Your reply should reproduce each entry exactly and contain no pictures.

------ Material supplied ------

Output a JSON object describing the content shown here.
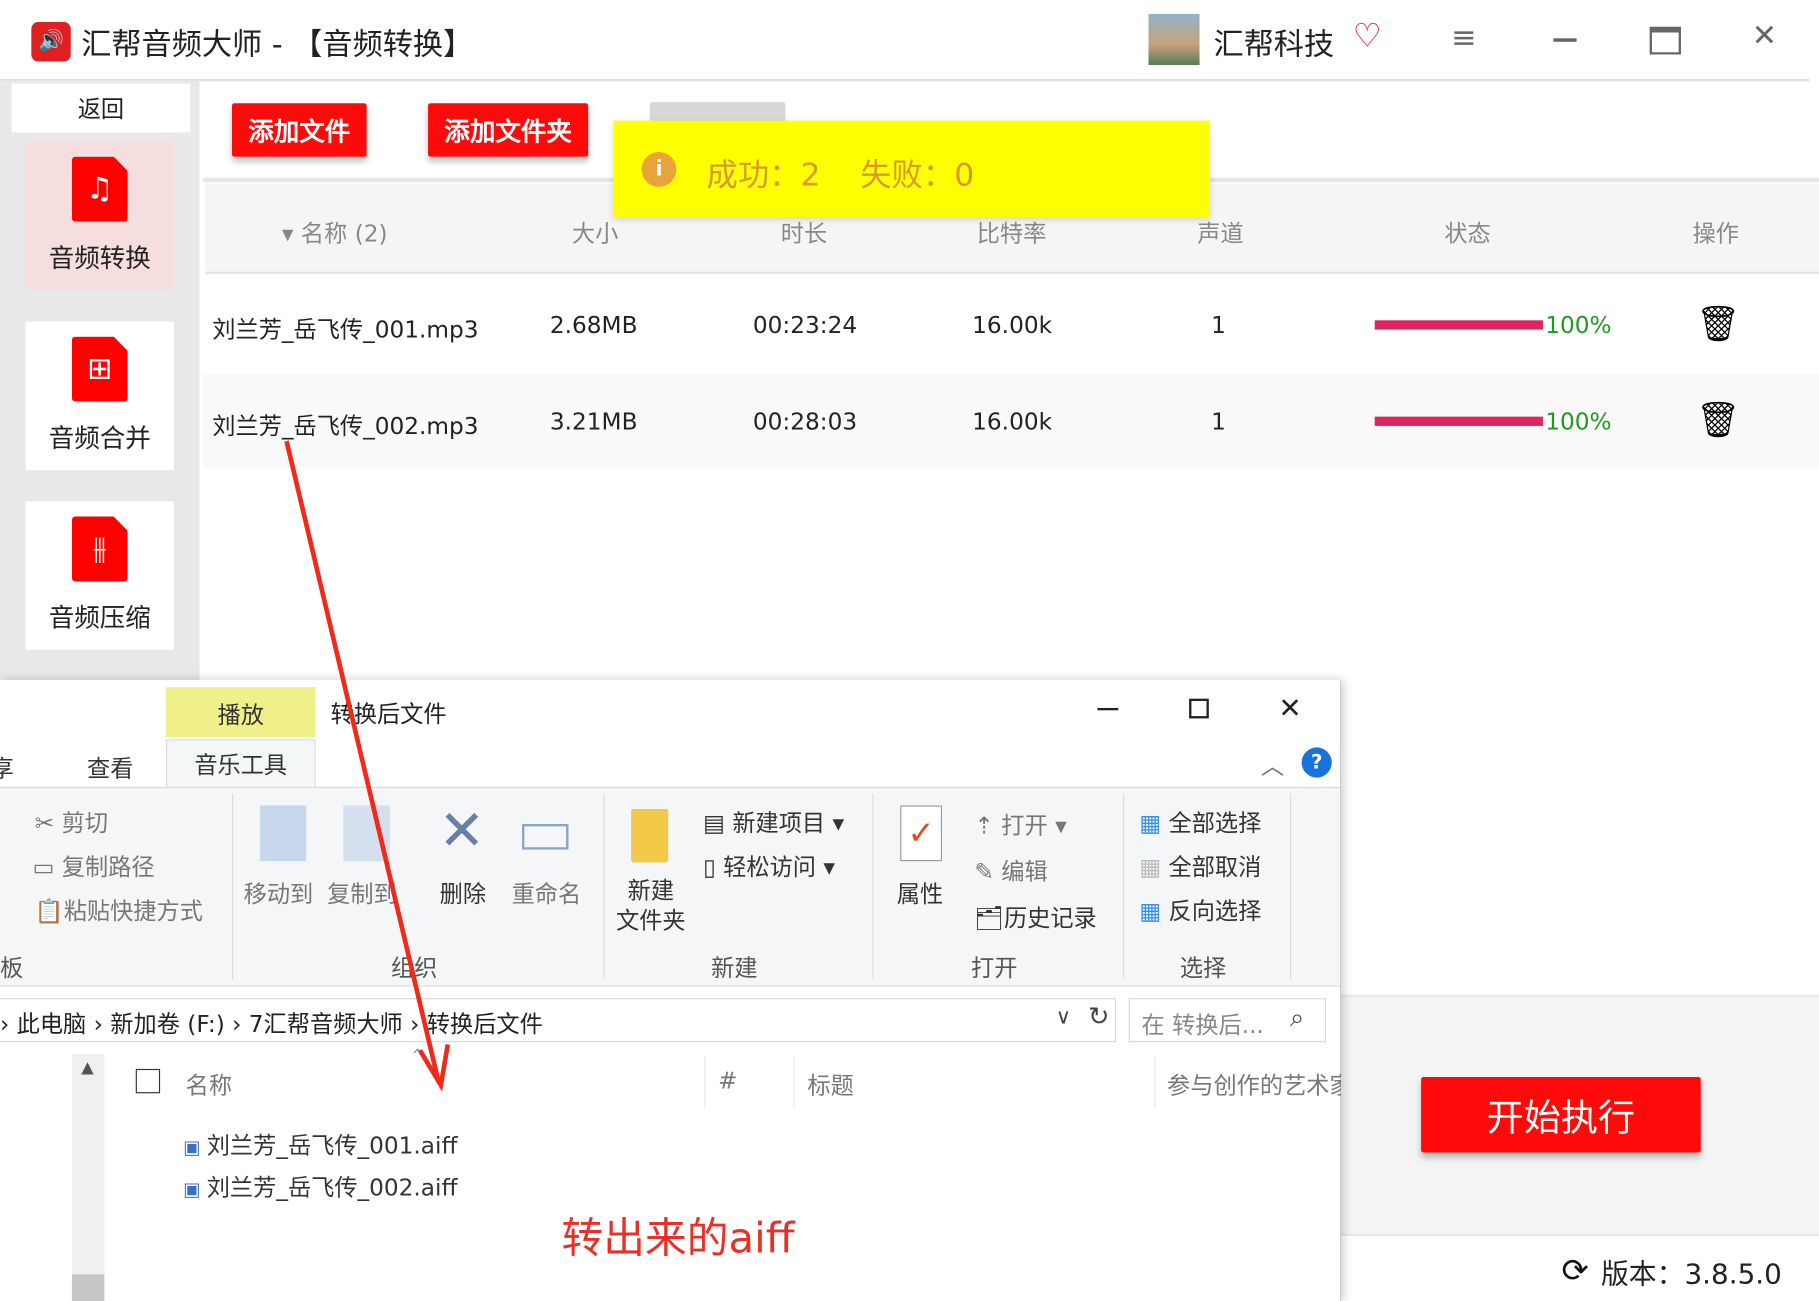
{
  "app": {
    "title": "汇帮音频大师 - 【音频转换】",
    "brand": "汇帮科技",
    "accent": "#ff0a0a"
  },
  "sidebar": {
    "back": "返回",
    "items": [
      {
        "label": "音频转换",
        "icon": "audio-convert-icon",
        "active": true
      },
      {
        "label": "音频合并",
        "icon": "audio-merge-icon"
      },
      {
        "label": "音频压缩",
        "icon": "audio-compress-icon"
      }
    ]
  },
  "toolbar": {
    "add_file": "添加文件",
    "add_folder": "添加文件夹"
  },
  "toast": {
    "text": "成功：2    失败：0",
    "bg": "#ffff00"
  },
  "table": {
    "headers": [
      "名称 (2)",
      "大小",
      "时长",
      "比特率",
      "声道",
      "状态",
      "操作"
    ],
    "rows": [
      {
        "name": "刘兰芳_岳飞传_001.mp3",
        "size": "2.68MB",
        "duration": "00:23:24",
        "bitrate": "16.00k",
        "channels": "1",
        "progress": 100,
        "progress_label": "100%"
      },
      {
        "name": "刘兰芳_岳飞传_002.mp3",
        "size": "3.21MB",
        "duration": "00:28:03",
        "bitrate": "16.00k",
        "channels": "1",
        "progress": 100,
        "progress_label": "100%"
      }
    ]
  },
  "start_button": "开始执行",
  "version": "版本：3.8.5.0",
  "explorer": {
    "context_tab": "播放",
    "title": "转换后文件",
    "tabs": [
      "享",
      "查看",
      "音乐工具"
    ],
    "clipboard": {
      "cut": "剪切",
      "copy_path": "复制路径",
      "paste_shortcut": "粘贴快捷方式",
      "label": "板"
    },
    "organize": {
      "move_to": "移动到",
      "copy_to": "复制到",
      "delete": "删除",
      "rename": "重命名",
      "label": "组织"
    },
    "new": {
      "new_folder_1": "新建",
      "new_folder_2": "文件夹",
      "new_item": "新建项目",
      "easy_access": "轻松访问",
      "label": "新建"
    },
    "open": {
      "properties": "属性",
      "open": "打开",
      "edit": "编辑",
      "history": "历史记录",
      "label": "打开"
    },
    "select": {
      "select_all": "全部选择",
      "select_none": "全部取消",
      "invert": "反向选择",
      "label": "选择"
    },
    "breadcrumb": [
      "此电脑",
      "新加卷 (F:)",
      "7汇帮音频大师",
      "转换后文件"
    ],
    "search_placeholder": "在 转换后...",
    "columns": [
      "名称",
      "#",
      "标题",
      "参与创作的艺术家"
    ],
    "files": [
      "刘兰芳_岳飞传_001.aiff",
      "刘兰芳_岳飞传_002.aiff"
    ]
  },
  "annotation": "转出来的aiff"
}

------

• _Answer to the exercise_
Output a JSON object describing the content shown here.
{
  "app": {
    "title": "汇帮音频大师 - 【音频转换】",
    "brand": "汇帮科技",
    "accent": "#ff0a0a"
  },
  "sidebar": {
    "back": "返回",
    "items": [
      {
        "label": "音频转换",
        "icon": "audio-convert-icon",
        "active": true
      },
      {
        "label": "音频合并",
        "icon": "audio-merge-icon"
      },
      {
        "label": "音频压缩",
        "icon": "audio-compress-icon"
      }
    ]
  },
  "toolbar": {
    "add_file": "添加文件",
    "add_folder": "添加文件夹"
  },
  "toast": {
    "text": "成功：2    失败：0",
    "bg": "#ffff00"
  },
  "table": {
    "headers": [
      "名称 (2)",
      "大小",
      "时长",
      "比特率",
      "声道",
      "状态",
      "操作"
    ],
    "rows": [
      {
        "name": "刘兰芳_岳飞传_001.mp3",
        "size": "2.68MB",
        "duration": "00:23:24",
        "bitrate": "16.00k",
        "channels": "1",
        "progress": 100,
        "progress_label": "100%"
      },
      {
        "name": "刘兰芳_岳飞传_002.mp3",
        "size": "3.21MB",
        "duration": "00:28:03",
        "bitrate": "16.00k",
        "channels": "1",
        "progress": 100,
        "progress_label": "100%"
      }
    ]
  },
  "start_button": "开始执行",
  "version": "版本：3.8.5.0",
  "explorer": {
    "context_tab": "播放",
    "title": "转换后文件",
    "tabs": [
      "享",
      "查看",
      "音乐工具"
    ],
    "clipboard": {
      "cut": "剪切",
      "copy_path": "复制路径",
      "paste_shortcut": "粘贴快捷方式",
      "label": "板"
    },
    "organize": {
      "move_to": "移动到",
      "copy_to": "复制到",
      "delete": "删除",
      "rename": "重命名",
      "label": "组织"
    },
    "new": {
      "new_folder_1": "新建",
      "new_folder_2": "文件夹",
      "new_item": "新建项目",
      "easy_access": "轻松访问",
      "label": "新建"
    },
    "open": {
      "properties": "属性",
      "open": "打开",
      "edit": "编辑",
      "history": "历史记录",
      "label": "打开"
    },
    "select": {
      "select_all": "全部选择",
      "select_none": "全部取消",
      "invert": "反向选择",
      "label": "选择"
    },
    "breadcrumb": [
      "此电脑",
      "新加卷 (F:)",
      "7汇帮音频大师",
      "转换后文件"
    ],
    "search_placeholder": "在 转换后...",
    "columns": [
      "名称",
      "#",
      "标题",
      "参与创作的艺术家"
    ],
    "files": [
      "刘兰芳_岳飞传_001.aiff",
      "刘兰芳_岳飞传_002.aiff"
    ]
  },
  "annotation": "转出来的aiff"
}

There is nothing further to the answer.